*Problem to work on:* Set down the data below word for word, and leave the images aside.

Items from an interface collection:
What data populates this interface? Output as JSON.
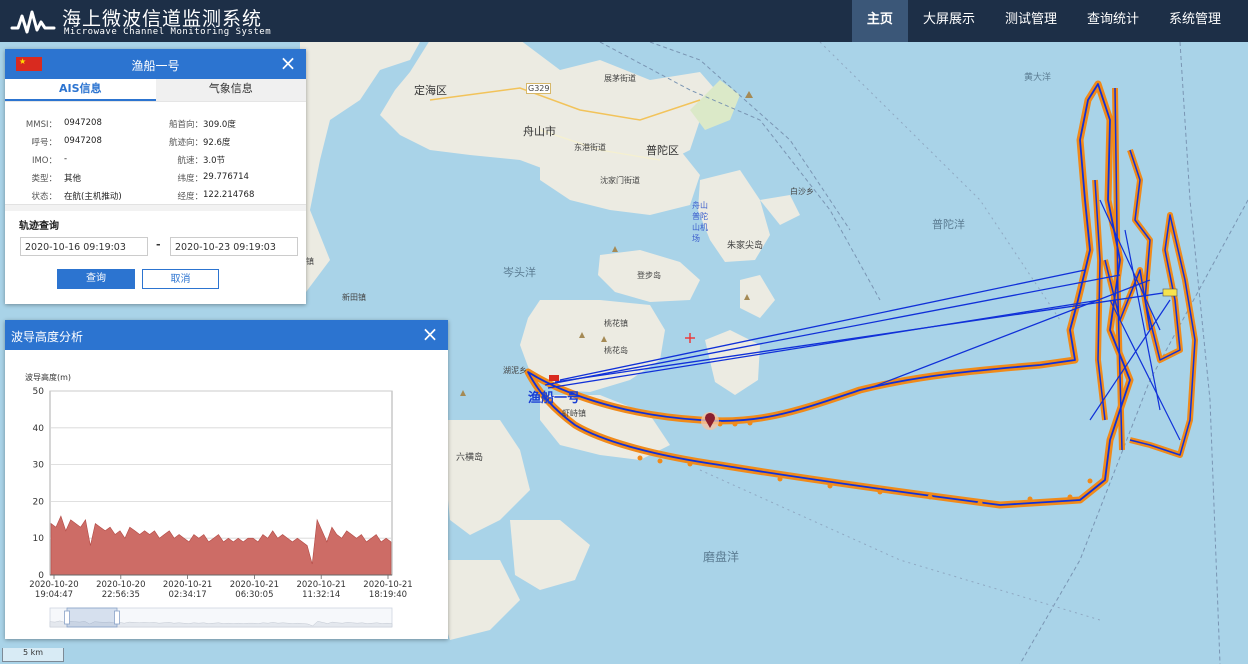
{
  "header": {
    "title": "海上微波信道监测系统",
    "subtitle": "Microwave Channel Monitoring System",
    "nav": [
      "主页",
      "大屏展示",
      "测试管理",
      "查询统计",
      "系统管理"
    ],
    "active_nav": 0
  },
  "map_labels": {
    "dinghai": "定海区",
    "zhoushan": "舟山市",
    "road": "G329",
    "putuo": "普陀区",
    "dongjie": "东港街道",
    "shenjia": "沈家门街道",
    "zhanmao": "展茅街道",
    "baisha": "白沙乡",
    "airport": "舟山普陀山机场",
    "zhujianjian": "朱家尖岛",
    "putuoyang": "普陀洋",
    "huangdayang": "黄大洋",
    "cetouyang": "岑头洋",
    "dengbu": "登步岛",
    "taohua": "桃花镇",
    "taohuadao": "桃花岛",
    "xiaqi": "虾峙镇",
    "liuheng": "六横岛",
    "mopanyang": "磨盘洋",
    "hudao": "湖泥乡",
    "xiaoqu": "新田镇",
    "ship_label": "渔船一号",
    "side_label": "镇",
    "scale": "5 km"
  },
  "ais_panel": {
    "title": "渔船一号",
    "tabs": [
      "AIS信息",
      "气象信息"
    ],
    "fields_left": [
      {
        "label": "MMSI：",
        "value": "0947208"
      },
      {
        "label": "呼号：",
        "value": "0947208"
      },
      {
        "label": "IMO：",
        "value": "-"
      },
      {
        "label": "类型：",
        "value": "其他"
      },
      {
        "label": "状态：",
        "value": "在航(主机推动)"
      }
    ],
    "fields_right": [
      {
        "label": "船首向：",
        "value": "309.0度"
      },
      {
        "label": "航迹向：",
        "value": "92.6度"
      },
      {
        "label": "航速：",
        "value": "3.0节"
      },
      {
        "label": "纬度：",
        "value": "29.776714"
      },
      {
        "label": "经度：",
        "value": "122.214768"
      }
    ],
    "track_title": "轨迹查询",
    "start_date": "2020-10-16 09:19:03",
    "dash": "-",
    "end_date": "2020-10-23 09:19:03",
    "query_btn": "查询",
    "cancel_btn": "取消"
  },
  "wave_panel": {
    "title": "波导高度分析",
    "ylabel": "波导高度(m)"
  },
  "colors": {
    "header_bg": "#1d2f47",
    "panel_head": "#2c74d0",
    "track_orange": "#f08a1a",
    "track_blue": "#1030d8",
    "chart_fill": "#cd6c66"
  },
  "chart_data": {
    "type": "area",
    "title": "波导高度分析",
    "xlabel": "",
    "ylabel": "波导高度(m)",
    "ylim": [
      0,
      50
    ],
    "yticks": [
      0,
      10,
      20,
      30,
      40,
      50
    ],
    "xticks": [
      [
        "2020-10-20",
        "19:04:47"
      ],
      [
        "2020-10-20",
        "22:56:35"
      ],
      [
        "2020-10-21",
        "02:34:17"
      ],
      [
        "2020-10-21",
        "06:30:05"
      ],
      [
        "2020-10-21",
        "11:32:14"
      ],
      [
        "2020-10-21",
        "18:19:40"
      ]
    ],
    "series": [
      {
        "values": [
          14,
          13,
          16,
          12,
          15,
          14,
          13,
          15,
          8,
          14,
          13,
          12,
          13,
          11,
          12,
          10,
          13,
          12,
          11,
          12,
          11,
          12,
          10,
          11,
          12,
          10,
          11,
          10,
          9,
          11,
          10,
          11,
          9,
          10,
          11,
          9,
          10,
          9,
          10,
          9,
          10,
          10,
          9,
          11,
          10,
          12,
          10,
          11,
          10,
          9,
          10,
          9,
          8,
          3,
          15,
          12,
          9,
          13,
          11,
          10,
          12,
          11,
          10,
          11,
          9,
          10,
          11,
          9,
          10,
          9
        ]
      }
    ],
    "grid": true
  }
}
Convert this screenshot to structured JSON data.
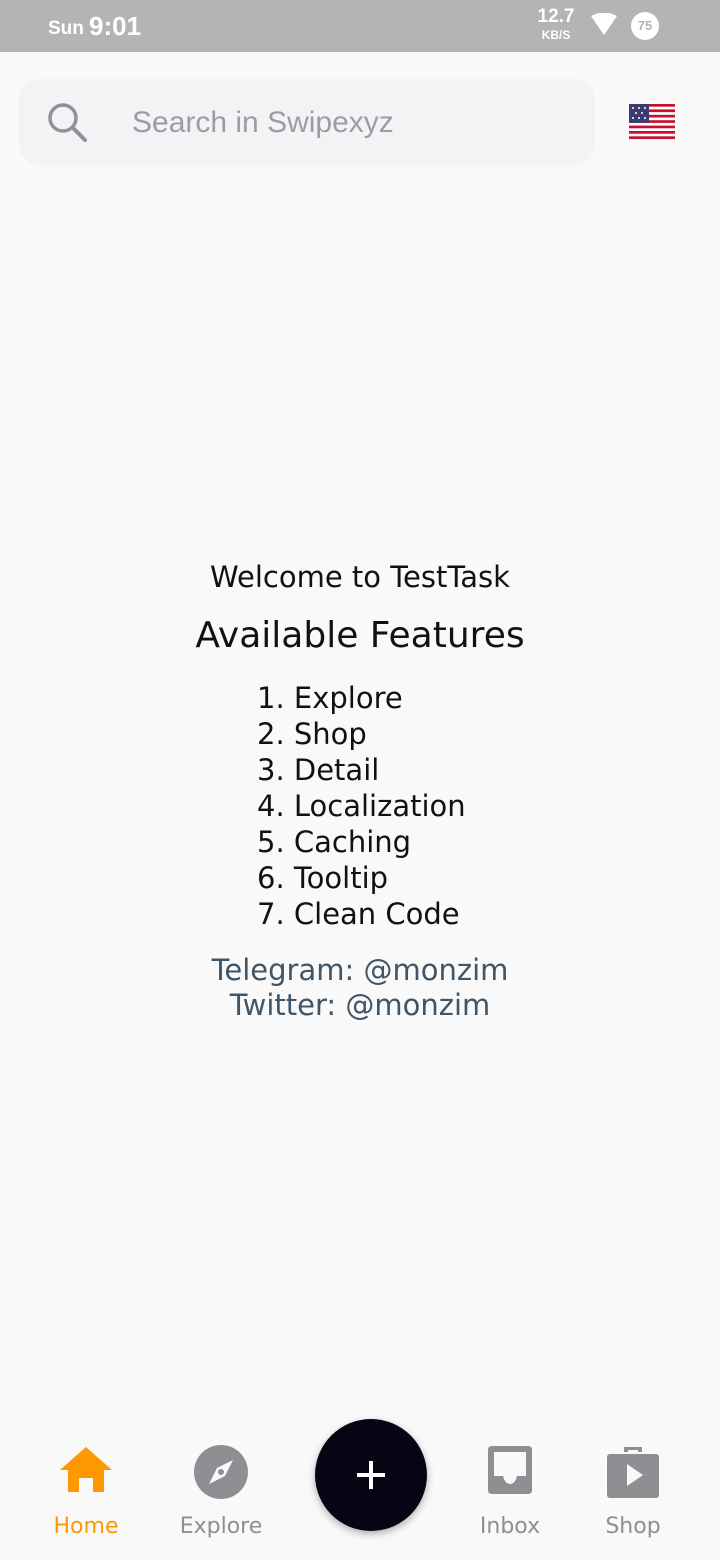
{
  "status_bar": {
    "day": "Sun",
    "time": "9:01",
    "net_speed_value": "12.7",
    "net_speed_unit": "KB/S",
    "battery_level": "75"
  },
  "search": {
    "placeholder": "Search in Swipexyz",
    "icon": "search-icon"
  },
  "language_flag": "us-flag-icon",
  "main": {
    "welcome": "Welcome to TestTask",
    "features_title": "Available Features",
    "features": [
      "1. Explore",
      "2. Shop",
      "3. Detail",
      "4. Localization",
      "5. Caching",
      "6. Tooltip",
      "7. Clean Code"
    ],
    "telegram": "Telegram: @monzim",
    "twitter": "Twitter: @monzim"
  },
  "bottom_nav": {
    "active_color": "#ff9800",
    "inactive_color": "#8e8e93",
    "items": [
      {
        "label": "Home",
        "icon": "home-icon",
        "active": true
      },
      {
        "label": "Explore",
        "icon": "compass-icon",
        "active": false
      },
      {
        "label": "Inbox",
        "icon": "inbox-icon",
        "active": false
      },
      {
        "label": "Shop",
        "icon": "shop-icon",
        "active": false
      }
    ],
    "fab_icon": "plus-icon"
  }
}
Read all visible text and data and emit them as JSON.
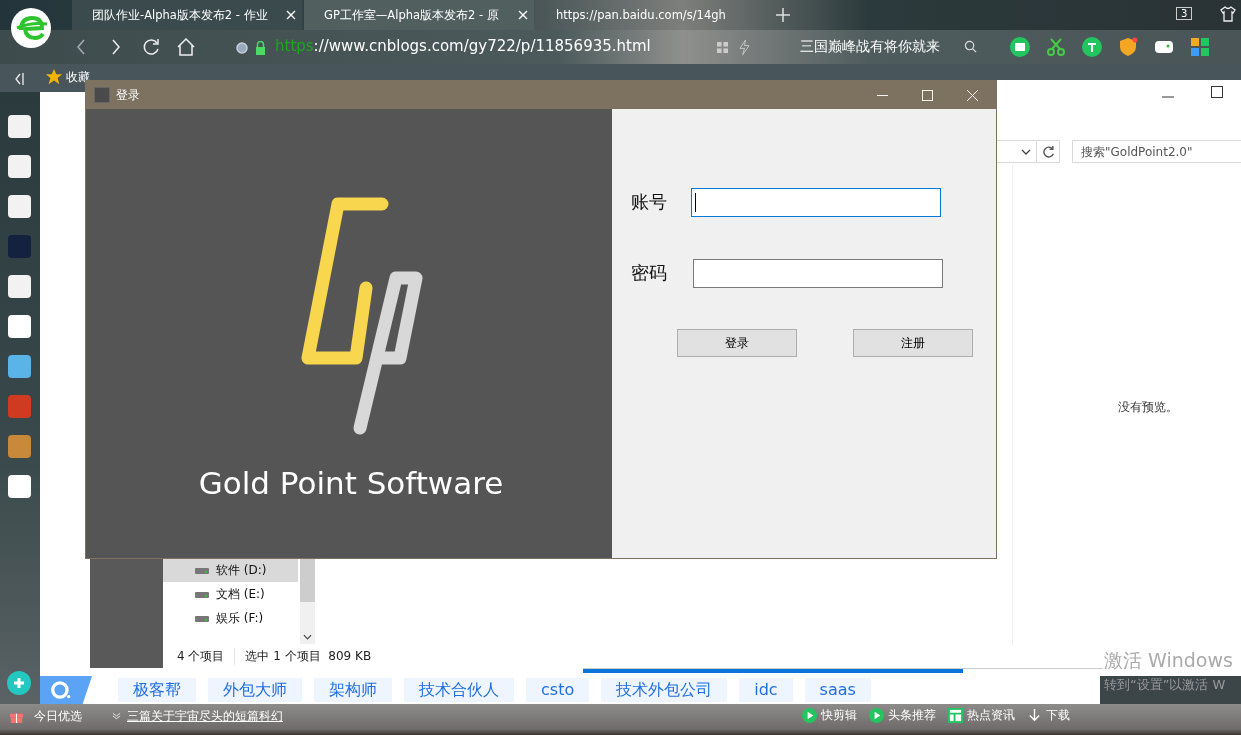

*The answer:*
What data populates this interface? Output as JSON.
{
  "header": {
    "title": "海上微波信道监测系统",
    "subtitle": "Microwave Channel Monitoring System",
    "nav": [
      "主页",
      "大屏展示",
      "测试管理",
      "查询统计",
      "系统管理"
    ],
    "active_nav": 0
  },
  "map_labels": {
    "dinghai": "定海区",
    "zhoushan": "舟山市",
    "road": "G329",
    "putuo": "普陀区",
    "dongjie": "东港街道",
    "shenjia": "沈家门街道",
    "zhanmao": "展茅街道",
    "baisha": "白沙乡",
    "airport": "舟山普陀山机场",
    "zhujianjian": "朱家尖岛",
    "putuoyang": "普陀洋",
    "huangdayang": "黄大洋",
    "cetouyang": "岑头洋",
    "dengbu": "登步岛",
    "taohua": "桃花镇",
    "taohuadao": "桃花岛",
    "xiaqi": "虾峙镇",
    "liuheng": "六横岛",
    "mopanyang": "磨盘洋",
    "hudao": "湖泥乡",
    "xiaoqu": "新田镇",
    "ship_label": "渔船一号",
    "side_label": "镇",
    "scale": "5 km"
  },
  "ais_panel": {
    "title": "渔船一号",
    "tabs": [
      "AIS信息",
      "气象信息"
    ],
    "fields_left": [
      {
        "label": "MMSI：",
        "value": "0947208"
      },
      {
        "label": "呼号：",
        "value": "0947208"
      },
      {
        "label": "IMO：",
        "value": "-"
      },
      {
        "label": "类型：",
        "value": "其他"
      },
      {
        "label": "状态：",
        "value": "在航(主机推动)"
      }
    ],
    "fields_right": [
      {
        "label": "船首向：",
        "value": "309.0度"
      },
      {
        "label": "航迹向：",
        "value": "92.6度"
      },
      {
        "label": "航速：",
        "value": "3.0节"
      },
      {
        "label": "纬度：",
        "value": "29.776714"
      },
      {
        "label": "经度：",
        "value": "122.214768"
      }
    ],
    "track_title": "轨迹查询",
    "start_date": "2020-10-16 09:19:03",
    "dash": "-",
    "end_date": "2020-10-23 09:19:03",
    "query_btn": "查询",
    "cancel_btn": "取消"
  },
  "wave_panel": {
    "title": "波导高度分析",
    "ylabel": "波导高度(m)"
  },
  "colors": {
    "header_bg": "#1d2f47",
    "panel_head": "#2c74d0",
    "track_orange": "#f08a1a",
    "track_blue": "#1030d8",
    "chart_fill": "#cd6c66"
  },
  "chart_data": {
    "type": "area",
    "title": "波导高度分析",
    "xlabel": "",
    "ylabel": "波导高度(m)",
    "ylim": [
      0,
      50
    ],
    "yticks": [
      0,
      10,
      20,
      30,
      40,
      50
    ],
    "xticks": [
      [
        "2020-10-20",
        "19:04:47"
      ],
      [
        "2020-10-20",
        "22:56:35"
      ],
      [
        "2020-10-21",
        "02:34:17"
      ],
      [
        "2020-10-21",
        "06:30:05"
      ],
      [
        "2020-10-21",
        "11:32:14"
      ],
      [
        "2020-10-21",
        "18:19:40"
      ]
    ],
    "series": [
      {
        "values": [
          14,
          13,
          16,
          12,
          15,
          14,
          13,
          15,
          8,
          14,
          13,
          12,
          13,
          11,
          12,
          10,
          13,
          12,
          11,
          12,
          11,
          12,
          10,
          11,
          12,
          10,
          11,
          10,
          9,
          11,
          10,
          11,
          9,
          10,
          11,
          9,
          10,
          9,
          10,
          9,
          10,
          10,
          9,
          11,
          10,
          12,
          10,
          11,
          10,
          9,
          10,
          9,
          8,
          3,
          15,
          12,
          9,
          13,
          11,
          10,
          12,
          11,
          10,
          11,
          9,
          10,
          11,
          9,
          10,
          9
        ]
      }
    ],
    "grid": true
  }
}
Convert this screenshot to structured JSON data.
{
  "status_bar": {
    "day": "Sun",
    "time": "9:01",
    "net_speed_value": "12.7",
    "net_speed_unit": "KB/S",
    "battery_level": "75"
  },
  "search": {
    "placeholder": "Search in Swipexyz",
    "icon": "search-icon"
  },
  "language_flag": "us-flag-icon",
  "main": {
    "welcome": "Welcome to TestTask",
    "features_title": "Available Features",
    "features": [
      "1. Explore",
      "2. Shop",
      "3. Detail",
      "4. Localization",
      "5. Caching",
      "6. Tooltip",
      "7. Clean Code"
    ],
    "telegram": "Telegram: @monzim",
    "twitter": "Twitter: @monzim"
  },
  "bottom_nav": {
    "active_color": "#ff9800",
    "inactive_color": "#8e8e93",
    "items": [
      {
        "label": "Home",
        "icon": "home-icon",
        "active": true
      },
      {
        "label": "Explore",
        "icon": "compass-icon",
        "active": false
      },
      {
        "label": "Inbox",
        "icon": "inbox-icon",
        "active": false
      },
      {
        "label": "Shop",
        "icon": "shop-icon",
        "active": false
      }
    ],
    "fab_icon": "plus-icon"
  }
}
Read all visible text and data and emit them as JSON.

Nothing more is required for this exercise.